→ **SOURCE MATERIAL**:
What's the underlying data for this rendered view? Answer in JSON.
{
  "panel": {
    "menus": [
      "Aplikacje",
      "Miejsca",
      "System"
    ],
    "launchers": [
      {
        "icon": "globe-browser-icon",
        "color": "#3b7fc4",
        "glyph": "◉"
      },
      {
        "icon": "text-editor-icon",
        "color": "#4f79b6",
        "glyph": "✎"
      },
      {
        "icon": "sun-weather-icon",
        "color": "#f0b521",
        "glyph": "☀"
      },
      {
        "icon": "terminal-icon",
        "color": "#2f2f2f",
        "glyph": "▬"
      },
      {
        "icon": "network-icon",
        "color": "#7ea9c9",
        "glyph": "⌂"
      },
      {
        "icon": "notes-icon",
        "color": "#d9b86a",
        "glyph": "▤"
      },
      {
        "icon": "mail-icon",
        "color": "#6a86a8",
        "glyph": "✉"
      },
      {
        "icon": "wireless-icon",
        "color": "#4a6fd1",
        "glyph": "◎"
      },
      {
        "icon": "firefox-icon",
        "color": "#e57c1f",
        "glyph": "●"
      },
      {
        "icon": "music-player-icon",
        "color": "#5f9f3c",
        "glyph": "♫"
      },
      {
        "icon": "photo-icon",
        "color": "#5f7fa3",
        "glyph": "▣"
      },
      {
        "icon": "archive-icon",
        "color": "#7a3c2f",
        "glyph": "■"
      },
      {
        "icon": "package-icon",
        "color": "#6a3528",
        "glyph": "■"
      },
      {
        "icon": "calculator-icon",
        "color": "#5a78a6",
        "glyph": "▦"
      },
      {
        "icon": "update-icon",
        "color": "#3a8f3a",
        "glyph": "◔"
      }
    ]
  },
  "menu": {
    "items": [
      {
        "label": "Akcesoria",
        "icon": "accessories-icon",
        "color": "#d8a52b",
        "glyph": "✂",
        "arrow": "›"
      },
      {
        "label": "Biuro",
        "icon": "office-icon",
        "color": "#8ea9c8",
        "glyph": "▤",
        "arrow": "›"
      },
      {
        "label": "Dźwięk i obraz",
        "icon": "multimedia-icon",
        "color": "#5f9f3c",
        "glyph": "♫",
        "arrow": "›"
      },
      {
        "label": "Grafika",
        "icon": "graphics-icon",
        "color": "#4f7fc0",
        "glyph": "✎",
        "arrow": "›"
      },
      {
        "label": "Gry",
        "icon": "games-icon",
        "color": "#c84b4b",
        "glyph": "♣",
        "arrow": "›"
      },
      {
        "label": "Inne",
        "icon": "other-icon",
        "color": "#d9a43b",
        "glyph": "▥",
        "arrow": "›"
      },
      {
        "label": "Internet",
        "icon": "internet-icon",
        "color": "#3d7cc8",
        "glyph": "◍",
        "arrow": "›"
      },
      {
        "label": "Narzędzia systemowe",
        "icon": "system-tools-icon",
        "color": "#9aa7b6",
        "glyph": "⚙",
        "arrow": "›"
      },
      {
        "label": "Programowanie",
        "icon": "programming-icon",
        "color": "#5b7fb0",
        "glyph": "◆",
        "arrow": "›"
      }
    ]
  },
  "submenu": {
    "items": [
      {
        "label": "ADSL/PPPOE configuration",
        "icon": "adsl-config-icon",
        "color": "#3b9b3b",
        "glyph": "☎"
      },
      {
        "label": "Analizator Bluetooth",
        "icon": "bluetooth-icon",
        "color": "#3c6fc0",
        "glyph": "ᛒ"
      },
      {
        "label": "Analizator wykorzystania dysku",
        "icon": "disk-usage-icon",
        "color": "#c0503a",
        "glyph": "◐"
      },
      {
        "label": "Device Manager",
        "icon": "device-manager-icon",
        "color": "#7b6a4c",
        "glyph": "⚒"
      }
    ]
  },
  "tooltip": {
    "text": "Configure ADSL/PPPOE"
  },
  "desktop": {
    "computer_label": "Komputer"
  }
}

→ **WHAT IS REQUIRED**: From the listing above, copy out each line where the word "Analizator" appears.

→ **TASK ANSWER**:
        "label": "Analizator Bluetooth",
        "label": "Analizator wykorzystania dysku",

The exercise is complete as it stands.